Data records for software interfaces >>
▶

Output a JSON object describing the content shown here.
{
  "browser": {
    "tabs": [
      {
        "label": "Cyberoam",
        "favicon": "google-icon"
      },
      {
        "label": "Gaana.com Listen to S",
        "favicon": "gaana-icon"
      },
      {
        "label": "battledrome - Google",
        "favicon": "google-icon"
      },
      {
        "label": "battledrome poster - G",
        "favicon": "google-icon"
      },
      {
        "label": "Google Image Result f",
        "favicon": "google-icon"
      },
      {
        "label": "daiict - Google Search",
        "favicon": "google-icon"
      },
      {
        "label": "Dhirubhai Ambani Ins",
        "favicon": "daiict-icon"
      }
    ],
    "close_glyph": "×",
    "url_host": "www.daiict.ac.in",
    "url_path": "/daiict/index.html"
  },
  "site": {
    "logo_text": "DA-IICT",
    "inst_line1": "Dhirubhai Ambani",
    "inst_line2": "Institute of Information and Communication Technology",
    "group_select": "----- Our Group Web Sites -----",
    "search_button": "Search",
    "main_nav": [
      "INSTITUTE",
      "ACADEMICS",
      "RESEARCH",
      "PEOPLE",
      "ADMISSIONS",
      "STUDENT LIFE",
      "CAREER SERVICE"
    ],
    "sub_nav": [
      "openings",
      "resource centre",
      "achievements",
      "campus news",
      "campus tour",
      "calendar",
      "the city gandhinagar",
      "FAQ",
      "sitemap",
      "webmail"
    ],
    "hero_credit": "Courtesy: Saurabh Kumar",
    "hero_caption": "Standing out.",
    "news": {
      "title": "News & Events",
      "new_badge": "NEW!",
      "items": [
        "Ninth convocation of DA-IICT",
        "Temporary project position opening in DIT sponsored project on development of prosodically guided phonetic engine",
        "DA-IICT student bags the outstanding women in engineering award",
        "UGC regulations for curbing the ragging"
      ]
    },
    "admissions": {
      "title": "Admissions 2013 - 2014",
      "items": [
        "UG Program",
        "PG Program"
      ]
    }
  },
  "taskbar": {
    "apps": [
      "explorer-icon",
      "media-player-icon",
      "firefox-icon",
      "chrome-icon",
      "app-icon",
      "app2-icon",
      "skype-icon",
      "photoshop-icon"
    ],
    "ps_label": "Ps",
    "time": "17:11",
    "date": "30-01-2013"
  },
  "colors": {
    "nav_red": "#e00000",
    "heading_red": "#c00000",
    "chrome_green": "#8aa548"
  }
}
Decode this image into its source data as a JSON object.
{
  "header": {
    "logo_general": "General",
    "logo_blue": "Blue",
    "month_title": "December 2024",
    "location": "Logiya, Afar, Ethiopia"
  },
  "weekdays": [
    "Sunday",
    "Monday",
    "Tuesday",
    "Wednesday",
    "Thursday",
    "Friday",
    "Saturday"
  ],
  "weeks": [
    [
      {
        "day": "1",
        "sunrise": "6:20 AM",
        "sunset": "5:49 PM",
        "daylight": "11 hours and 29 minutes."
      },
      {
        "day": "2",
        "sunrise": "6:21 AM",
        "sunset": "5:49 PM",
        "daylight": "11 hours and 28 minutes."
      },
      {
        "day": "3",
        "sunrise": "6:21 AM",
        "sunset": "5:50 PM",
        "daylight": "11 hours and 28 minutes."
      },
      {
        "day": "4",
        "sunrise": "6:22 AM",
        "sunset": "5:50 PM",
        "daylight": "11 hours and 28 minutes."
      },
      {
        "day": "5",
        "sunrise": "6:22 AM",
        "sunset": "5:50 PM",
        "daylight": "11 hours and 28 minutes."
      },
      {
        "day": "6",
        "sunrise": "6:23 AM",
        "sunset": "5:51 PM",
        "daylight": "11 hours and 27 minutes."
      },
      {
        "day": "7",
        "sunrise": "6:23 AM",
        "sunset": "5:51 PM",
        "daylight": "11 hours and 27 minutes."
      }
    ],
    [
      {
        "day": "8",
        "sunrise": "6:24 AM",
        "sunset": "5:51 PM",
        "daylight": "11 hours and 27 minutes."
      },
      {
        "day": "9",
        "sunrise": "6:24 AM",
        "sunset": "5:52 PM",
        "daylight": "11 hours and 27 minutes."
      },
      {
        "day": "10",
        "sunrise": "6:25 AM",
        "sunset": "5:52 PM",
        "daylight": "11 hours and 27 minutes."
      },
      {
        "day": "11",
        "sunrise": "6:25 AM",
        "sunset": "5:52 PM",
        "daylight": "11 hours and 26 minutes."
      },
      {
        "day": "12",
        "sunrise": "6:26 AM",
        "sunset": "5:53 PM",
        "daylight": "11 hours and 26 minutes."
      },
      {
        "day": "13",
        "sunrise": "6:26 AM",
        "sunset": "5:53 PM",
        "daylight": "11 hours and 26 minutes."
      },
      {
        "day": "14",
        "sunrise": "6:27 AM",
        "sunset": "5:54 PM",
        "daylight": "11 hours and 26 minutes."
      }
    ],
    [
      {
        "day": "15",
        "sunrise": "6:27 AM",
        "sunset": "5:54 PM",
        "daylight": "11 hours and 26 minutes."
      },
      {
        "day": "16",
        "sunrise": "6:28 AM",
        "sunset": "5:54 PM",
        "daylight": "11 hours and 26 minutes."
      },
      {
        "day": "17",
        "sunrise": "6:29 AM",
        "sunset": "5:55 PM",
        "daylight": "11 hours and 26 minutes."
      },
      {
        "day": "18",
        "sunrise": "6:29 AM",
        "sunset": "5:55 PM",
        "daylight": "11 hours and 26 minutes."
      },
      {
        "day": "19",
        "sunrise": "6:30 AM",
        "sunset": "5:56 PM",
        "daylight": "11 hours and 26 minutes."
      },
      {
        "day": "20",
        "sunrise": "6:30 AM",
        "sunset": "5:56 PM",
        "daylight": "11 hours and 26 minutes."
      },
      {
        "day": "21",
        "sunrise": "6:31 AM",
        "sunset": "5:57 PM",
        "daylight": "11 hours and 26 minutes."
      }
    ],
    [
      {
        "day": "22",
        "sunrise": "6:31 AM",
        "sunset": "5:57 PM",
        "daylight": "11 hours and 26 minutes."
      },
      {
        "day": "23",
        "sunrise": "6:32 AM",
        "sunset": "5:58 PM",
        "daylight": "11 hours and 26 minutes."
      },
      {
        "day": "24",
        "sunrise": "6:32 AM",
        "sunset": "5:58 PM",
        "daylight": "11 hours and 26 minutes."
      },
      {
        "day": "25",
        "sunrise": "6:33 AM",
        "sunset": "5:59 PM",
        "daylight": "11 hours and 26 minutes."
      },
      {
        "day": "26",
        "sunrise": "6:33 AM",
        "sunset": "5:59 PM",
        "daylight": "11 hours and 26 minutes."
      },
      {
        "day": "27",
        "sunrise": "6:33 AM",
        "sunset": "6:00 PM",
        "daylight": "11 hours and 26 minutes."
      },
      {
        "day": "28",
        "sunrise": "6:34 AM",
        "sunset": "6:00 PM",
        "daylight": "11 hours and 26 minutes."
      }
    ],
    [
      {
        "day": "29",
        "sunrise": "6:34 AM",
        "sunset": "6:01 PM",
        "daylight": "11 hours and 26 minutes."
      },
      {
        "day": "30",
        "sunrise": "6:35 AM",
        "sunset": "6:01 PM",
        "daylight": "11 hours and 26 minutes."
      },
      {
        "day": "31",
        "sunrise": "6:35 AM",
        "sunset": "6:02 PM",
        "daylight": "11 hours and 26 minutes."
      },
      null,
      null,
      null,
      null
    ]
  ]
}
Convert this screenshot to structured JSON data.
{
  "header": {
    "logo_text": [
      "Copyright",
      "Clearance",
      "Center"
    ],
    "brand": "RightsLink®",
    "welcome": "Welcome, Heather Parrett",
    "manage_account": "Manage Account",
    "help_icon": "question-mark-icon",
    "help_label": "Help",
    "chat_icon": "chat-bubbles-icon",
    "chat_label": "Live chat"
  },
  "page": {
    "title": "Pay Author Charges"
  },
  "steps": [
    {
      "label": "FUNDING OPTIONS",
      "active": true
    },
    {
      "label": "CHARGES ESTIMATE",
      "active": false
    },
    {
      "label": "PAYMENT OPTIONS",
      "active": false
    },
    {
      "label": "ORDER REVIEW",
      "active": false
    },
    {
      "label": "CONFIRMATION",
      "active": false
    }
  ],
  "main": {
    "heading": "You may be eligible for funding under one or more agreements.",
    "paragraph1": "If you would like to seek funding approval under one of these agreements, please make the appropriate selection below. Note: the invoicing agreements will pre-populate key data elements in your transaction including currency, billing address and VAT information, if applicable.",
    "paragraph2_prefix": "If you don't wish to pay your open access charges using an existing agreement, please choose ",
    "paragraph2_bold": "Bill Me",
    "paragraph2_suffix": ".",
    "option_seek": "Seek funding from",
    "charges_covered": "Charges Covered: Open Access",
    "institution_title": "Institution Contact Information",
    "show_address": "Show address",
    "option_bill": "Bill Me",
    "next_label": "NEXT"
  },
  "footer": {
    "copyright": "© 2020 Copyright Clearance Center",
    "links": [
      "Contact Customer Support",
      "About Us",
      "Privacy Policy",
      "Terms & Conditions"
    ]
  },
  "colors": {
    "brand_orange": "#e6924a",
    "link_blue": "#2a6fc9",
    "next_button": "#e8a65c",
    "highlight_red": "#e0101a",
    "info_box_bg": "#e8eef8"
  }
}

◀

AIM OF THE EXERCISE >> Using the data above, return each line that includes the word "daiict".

SOLUTION FOR THIS PROBLEM >>
        "label": "daiict - Google Search",
        "favicon": "daiict-icon"
    "url_host": "www.daiict.ac.in",
    "url_path": "/daiict/index.html"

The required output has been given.